#### PROBLEM DESCRIPTION:
Locate every line in the records below that contains the word "JSON", and copy each one.

▬▬▬

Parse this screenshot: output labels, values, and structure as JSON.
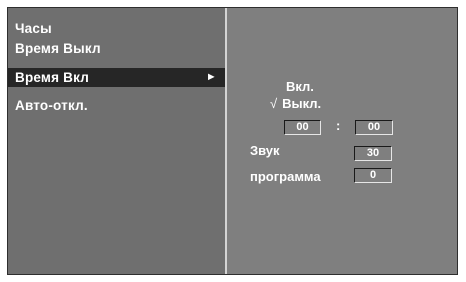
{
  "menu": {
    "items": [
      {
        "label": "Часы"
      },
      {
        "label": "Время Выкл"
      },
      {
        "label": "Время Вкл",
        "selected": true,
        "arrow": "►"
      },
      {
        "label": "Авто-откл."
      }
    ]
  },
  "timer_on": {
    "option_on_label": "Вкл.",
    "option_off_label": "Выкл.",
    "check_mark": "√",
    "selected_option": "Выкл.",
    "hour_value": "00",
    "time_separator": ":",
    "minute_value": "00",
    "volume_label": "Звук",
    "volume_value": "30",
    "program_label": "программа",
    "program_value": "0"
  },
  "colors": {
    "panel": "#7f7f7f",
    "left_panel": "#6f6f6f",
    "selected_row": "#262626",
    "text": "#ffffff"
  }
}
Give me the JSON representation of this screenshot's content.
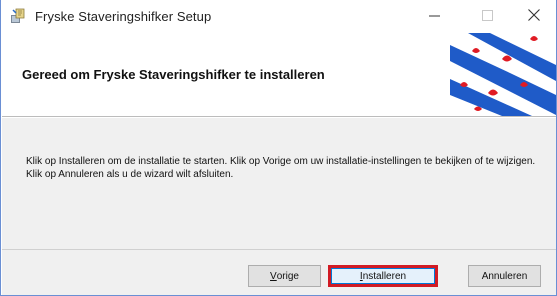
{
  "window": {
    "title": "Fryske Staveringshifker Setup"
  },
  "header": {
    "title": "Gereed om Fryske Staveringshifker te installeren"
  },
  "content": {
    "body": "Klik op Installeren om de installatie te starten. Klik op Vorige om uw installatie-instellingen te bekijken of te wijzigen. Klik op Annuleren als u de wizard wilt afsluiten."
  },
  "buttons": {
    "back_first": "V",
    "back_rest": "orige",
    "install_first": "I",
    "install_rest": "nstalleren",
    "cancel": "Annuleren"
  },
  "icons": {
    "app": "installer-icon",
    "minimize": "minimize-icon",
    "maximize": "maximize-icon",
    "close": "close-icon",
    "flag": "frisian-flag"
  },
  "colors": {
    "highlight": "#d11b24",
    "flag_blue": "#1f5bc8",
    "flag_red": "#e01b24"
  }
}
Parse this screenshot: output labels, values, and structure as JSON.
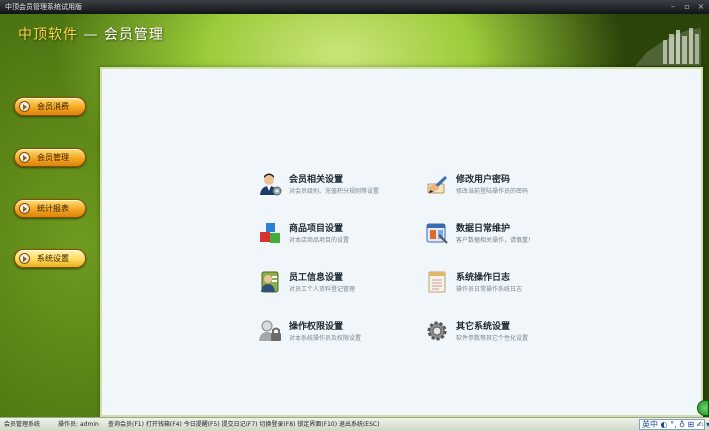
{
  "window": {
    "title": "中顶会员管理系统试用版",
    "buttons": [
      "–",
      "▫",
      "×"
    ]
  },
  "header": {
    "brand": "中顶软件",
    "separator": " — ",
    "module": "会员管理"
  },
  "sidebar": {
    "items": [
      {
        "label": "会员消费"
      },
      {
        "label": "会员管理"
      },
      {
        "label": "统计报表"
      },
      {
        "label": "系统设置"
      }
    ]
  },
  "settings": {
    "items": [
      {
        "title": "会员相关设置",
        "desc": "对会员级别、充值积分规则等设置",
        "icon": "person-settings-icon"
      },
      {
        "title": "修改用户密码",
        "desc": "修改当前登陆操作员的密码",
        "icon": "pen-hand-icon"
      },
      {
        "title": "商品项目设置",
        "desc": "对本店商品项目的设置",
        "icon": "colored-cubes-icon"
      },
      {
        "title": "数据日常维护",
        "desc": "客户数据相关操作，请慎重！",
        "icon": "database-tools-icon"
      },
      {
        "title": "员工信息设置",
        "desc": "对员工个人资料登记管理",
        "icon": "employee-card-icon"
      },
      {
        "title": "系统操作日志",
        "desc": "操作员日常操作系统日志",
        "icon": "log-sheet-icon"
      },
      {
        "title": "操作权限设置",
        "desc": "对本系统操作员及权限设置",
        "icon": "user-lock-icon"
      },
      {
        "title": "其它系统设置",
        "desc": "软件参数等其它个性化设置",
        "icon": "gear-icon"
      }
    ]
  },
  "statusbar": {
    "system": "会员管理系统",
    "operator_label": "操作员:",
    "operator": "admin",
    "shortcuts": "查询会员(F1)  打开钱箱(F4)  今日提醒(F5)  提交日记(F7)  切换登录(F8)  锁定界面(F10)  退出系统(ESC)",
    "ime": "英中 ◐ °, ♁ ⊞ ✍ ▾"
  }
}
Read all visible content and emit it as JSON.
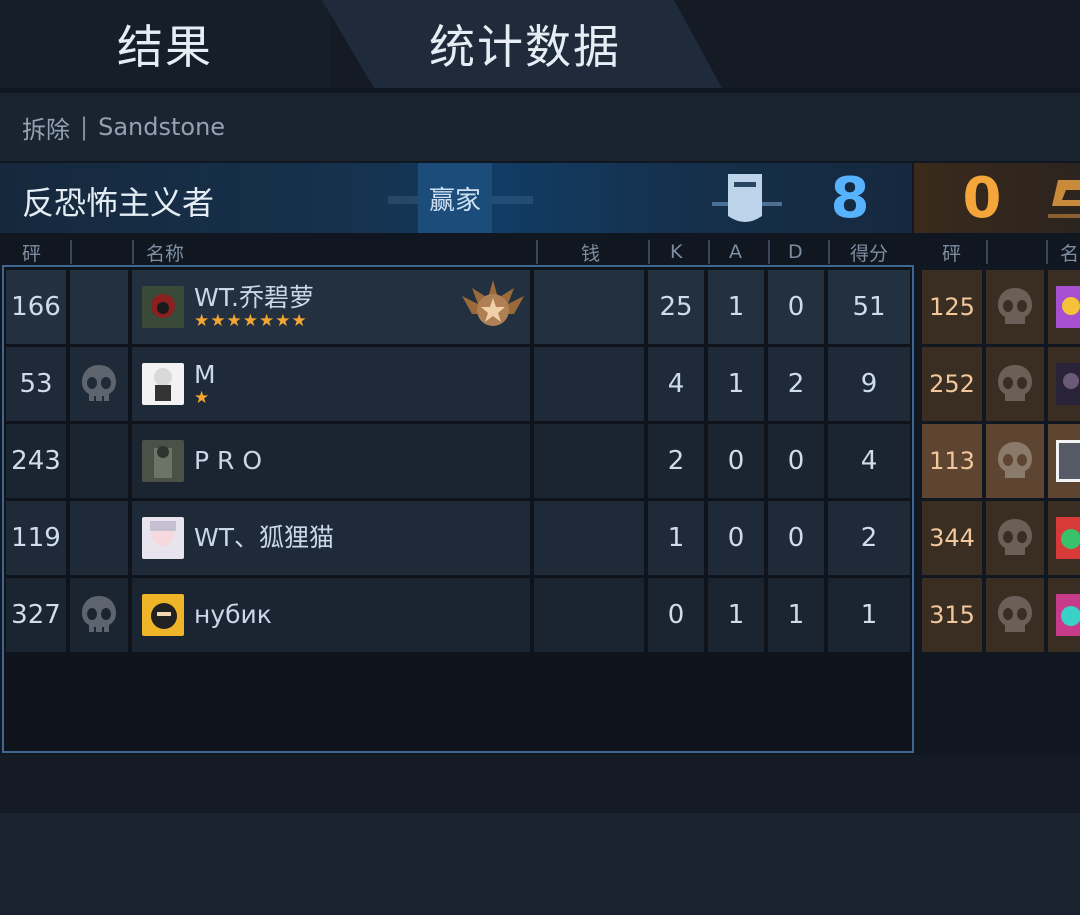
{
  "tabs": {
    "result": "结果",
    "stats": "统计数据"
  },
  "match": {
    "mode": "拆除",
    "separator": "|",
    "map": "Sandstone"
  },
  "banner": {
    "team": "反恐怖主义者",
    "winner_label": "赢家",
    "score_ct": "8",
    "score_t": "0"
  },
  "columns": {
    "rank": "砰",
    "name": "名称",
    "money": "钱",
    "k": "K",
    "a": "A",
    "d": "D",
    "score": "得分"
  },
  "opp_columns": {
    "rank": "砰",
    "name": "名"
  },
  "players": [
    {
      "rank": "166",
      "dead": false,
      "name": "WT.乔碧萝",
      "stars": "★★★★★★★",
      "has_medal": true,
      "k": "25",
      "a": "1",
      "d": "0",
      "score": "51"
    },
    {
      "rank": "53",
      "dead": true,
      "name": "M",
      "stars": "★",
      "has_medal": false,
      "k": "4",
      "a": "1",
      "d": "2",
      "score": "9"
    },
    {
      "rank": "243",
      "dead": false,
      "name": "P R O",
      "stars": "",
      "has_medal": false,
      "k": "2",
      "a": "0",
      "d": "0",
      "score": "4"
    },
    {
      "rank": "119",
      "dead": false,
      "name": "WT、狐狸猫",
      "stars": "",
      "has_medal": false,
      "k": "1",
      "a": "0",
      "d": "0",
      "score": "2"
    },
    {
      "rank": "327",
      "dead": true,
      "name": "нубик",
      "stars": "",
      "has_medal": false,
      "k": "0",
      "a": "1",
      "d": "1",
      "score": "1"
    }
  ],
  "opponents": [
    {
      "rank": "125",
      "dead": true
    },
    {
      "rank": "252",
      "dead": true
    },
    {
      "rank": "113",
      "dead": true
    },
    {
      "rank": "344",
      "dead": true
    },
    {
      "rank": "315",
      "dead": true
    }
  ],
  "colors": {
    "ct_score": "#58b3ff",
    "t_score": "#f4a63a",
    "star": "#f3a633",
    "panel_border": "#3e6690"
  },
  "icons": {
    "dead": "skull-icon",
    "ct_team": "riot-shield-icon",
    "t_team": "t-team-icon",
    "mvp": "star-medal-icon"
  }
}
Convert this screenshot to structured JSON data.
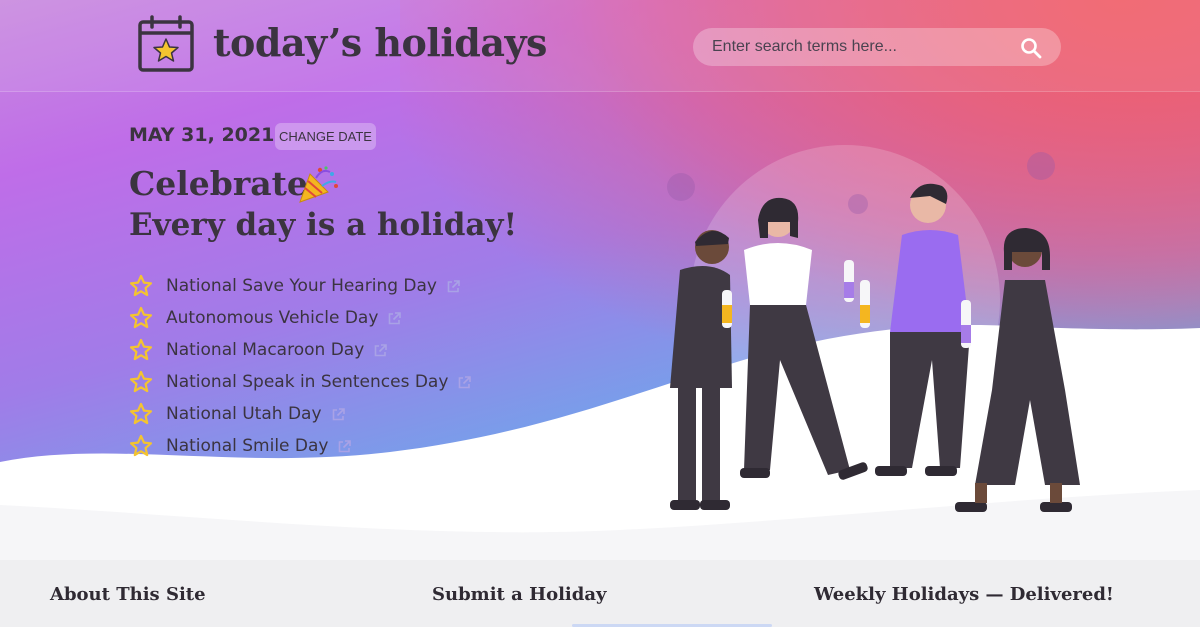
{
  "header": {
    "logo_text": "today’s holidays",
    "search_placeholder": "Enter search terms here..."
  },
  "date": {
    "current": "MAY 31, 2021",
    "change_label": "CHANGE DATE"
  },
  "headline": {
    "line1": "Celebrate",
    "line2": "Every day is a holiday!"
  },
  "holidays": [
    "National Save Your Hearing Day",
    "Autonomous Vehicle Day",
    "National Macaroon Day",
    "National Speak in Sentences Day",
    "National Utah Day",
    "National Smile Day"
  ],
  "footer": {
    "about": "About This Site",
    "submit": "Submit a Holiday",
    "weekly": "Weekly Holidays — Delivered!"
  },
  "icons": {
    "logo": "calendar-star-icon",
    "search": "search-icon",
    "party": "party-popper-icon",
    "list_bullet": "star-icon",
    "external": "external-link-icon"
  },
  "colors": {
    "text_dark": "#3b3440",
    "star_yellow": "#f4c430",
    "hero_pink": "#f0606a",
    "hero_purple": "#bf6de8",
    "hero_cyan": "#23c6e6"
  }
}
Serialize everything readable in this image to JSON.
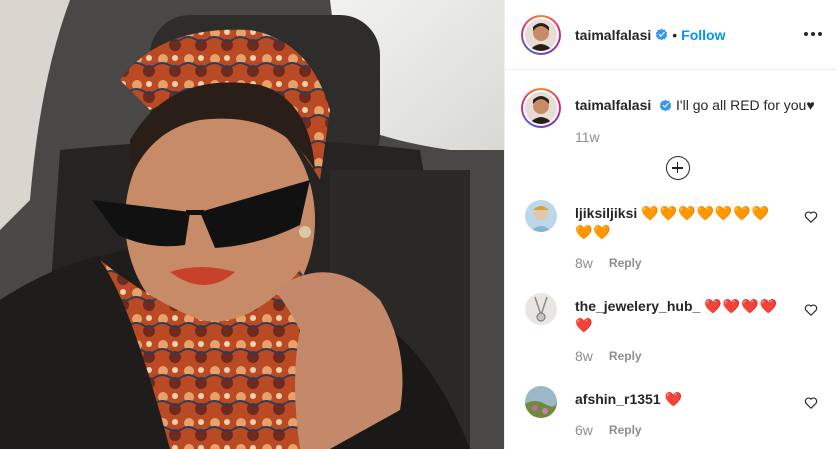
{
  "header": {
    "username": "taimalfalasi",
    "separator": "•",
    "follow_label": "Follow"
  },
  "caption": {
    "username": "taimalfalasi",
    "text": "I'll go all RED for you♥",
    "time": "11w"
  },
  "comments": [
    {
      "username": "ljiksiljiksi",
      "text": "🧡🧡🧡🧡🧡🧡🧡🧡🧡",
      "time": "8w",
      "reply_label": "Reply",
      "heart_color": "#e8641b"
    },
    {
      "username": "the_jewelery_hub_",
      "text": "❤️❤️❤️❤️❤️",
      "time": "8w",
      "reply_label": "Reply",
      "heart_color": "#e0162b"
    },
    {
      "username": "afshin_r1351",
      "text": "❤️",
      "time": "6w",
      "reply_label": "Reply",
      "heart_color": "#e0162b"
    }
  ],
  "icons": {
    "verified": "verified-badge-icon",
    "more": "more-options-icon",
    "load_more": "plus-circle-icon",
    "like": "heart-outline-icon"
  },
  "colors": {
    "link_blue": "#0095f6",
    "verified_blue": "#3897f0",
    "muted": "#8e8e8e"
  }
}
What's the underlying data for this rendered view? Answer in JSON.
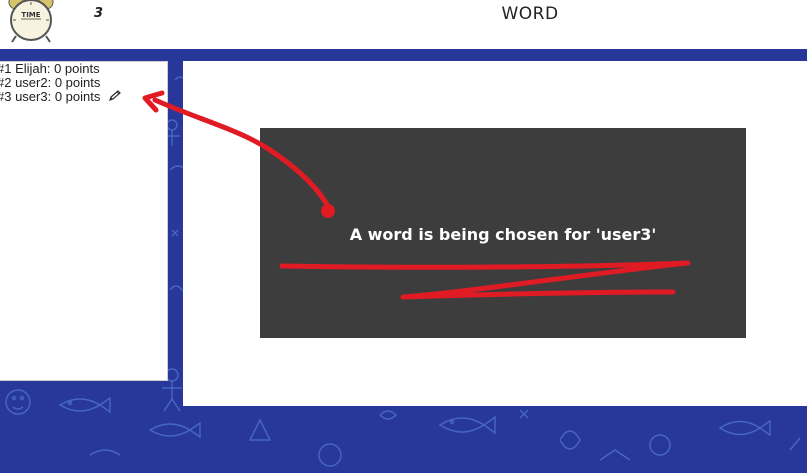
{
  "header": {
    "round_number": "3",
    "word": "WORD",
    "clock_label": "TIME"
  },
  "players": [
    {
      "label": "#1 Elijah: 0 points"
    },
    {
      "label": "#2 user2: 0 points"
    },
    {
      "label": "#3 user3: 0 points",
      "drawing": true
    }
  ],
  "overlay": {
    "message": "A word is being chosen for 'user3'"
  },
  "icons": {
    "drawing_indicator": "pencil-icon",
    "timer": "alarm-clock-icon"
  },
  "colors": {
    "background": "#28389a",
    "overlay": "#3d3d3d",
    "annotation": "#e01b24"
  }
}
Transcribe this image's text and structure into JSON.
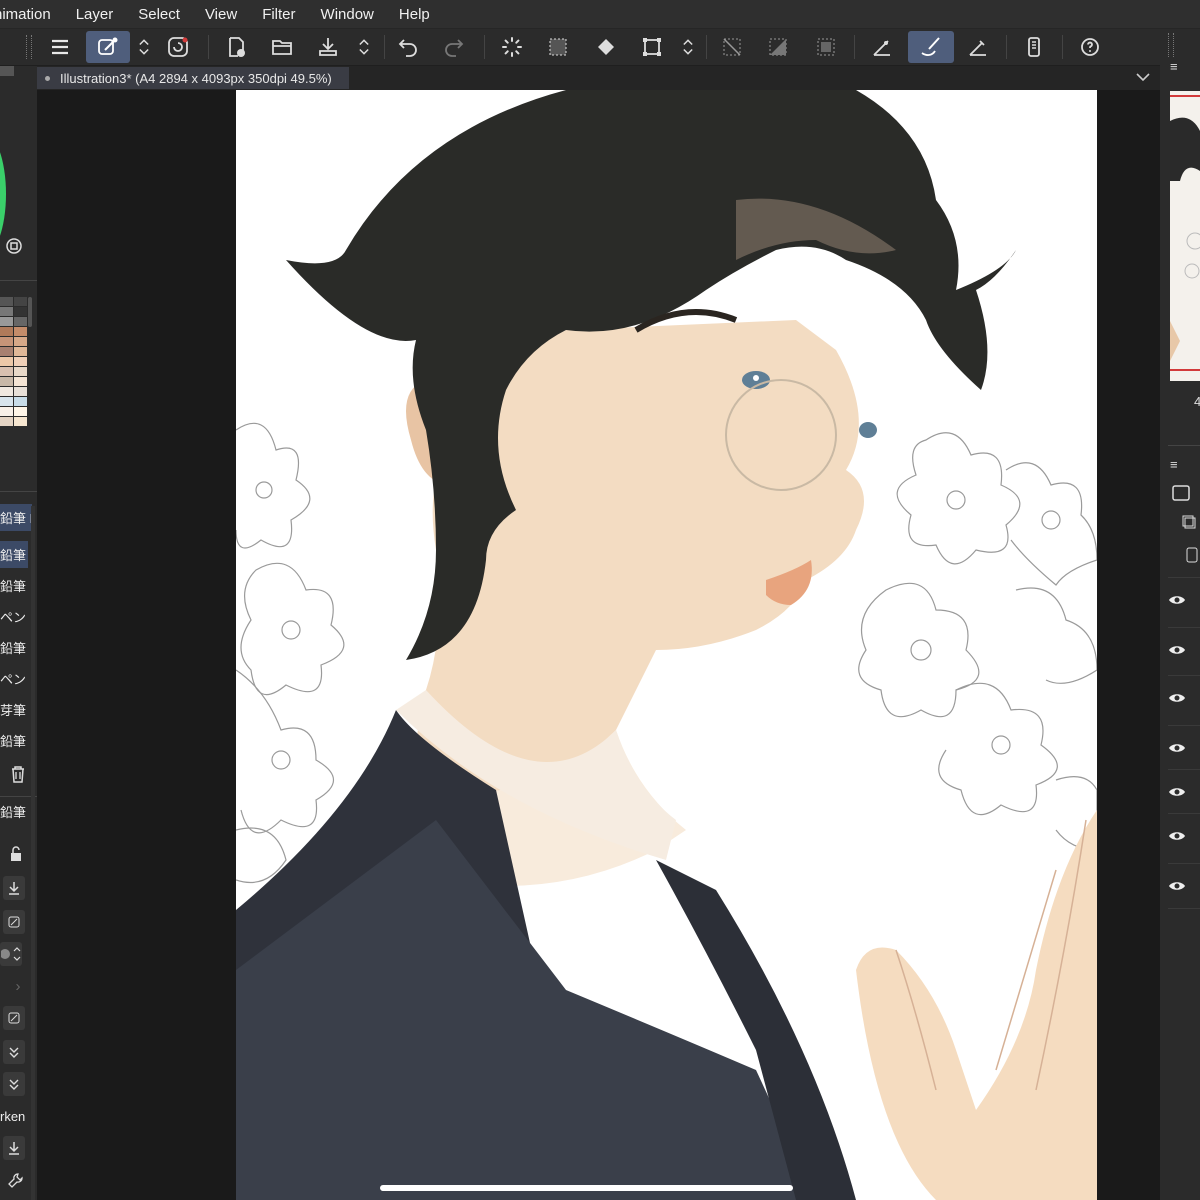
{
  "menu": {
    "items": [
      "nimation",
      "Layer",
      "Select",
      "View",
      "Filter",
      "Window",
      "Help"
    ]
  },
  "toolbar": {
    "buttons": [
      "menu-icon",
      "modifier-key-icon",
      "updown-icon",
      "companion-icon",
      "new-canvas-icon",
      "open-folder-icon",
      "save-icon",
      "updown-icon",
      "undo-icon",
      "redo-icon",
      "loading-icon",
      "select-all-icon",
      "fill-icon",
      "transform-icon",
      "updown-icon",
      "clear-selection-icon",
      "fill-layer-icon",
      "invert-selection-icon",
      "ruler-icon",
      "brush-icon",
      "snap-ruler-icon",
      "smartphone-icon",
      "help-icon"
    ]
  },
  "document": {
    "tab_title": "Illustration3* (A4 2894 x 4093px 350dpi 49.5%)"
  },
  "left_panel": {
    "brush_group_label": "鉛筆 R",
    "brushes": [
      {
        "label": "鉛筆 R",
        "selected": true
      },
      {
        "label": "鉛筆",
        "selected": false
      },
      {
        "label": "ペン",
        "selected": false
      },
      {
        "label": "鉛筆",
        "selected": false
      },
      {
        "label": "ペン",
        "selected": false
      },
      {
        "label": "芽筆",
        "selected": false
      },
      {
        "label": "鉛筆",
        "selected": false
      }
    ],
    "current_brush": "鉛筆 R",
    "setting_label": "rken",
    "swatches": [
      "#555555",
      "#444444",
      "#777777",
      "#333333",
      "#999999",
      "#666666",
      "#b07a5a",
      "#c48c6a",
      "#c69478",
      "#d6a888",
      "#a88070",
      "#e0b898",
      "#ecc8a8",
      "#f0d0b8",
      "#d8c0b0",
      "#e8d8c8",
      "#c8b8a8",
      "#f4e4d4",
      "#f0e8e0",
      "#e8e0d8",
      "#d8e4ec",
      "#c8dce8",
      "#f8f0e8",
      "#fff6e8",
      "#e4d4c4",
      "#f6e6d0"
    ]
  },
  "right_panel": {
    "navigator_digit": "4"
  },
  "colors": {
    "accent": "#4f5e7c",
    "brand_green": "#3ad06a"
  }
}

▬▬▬

#### COMPLETED EXERCISE:
Parse this screenshot: output labels, values, and structure as JSON.
Give me the JSON representation of this screenshot's content.
Parse this screenshot: output labels, values, and structure as JSON.
Read all visible content and emit it as JSON.
Convert this screenshot to structured JSON data.
Serialize everything readable in this image to JSON.
What's the underlying data for this rendered view? Answer in JSON.
Transcribe this image's text and structure into JSON.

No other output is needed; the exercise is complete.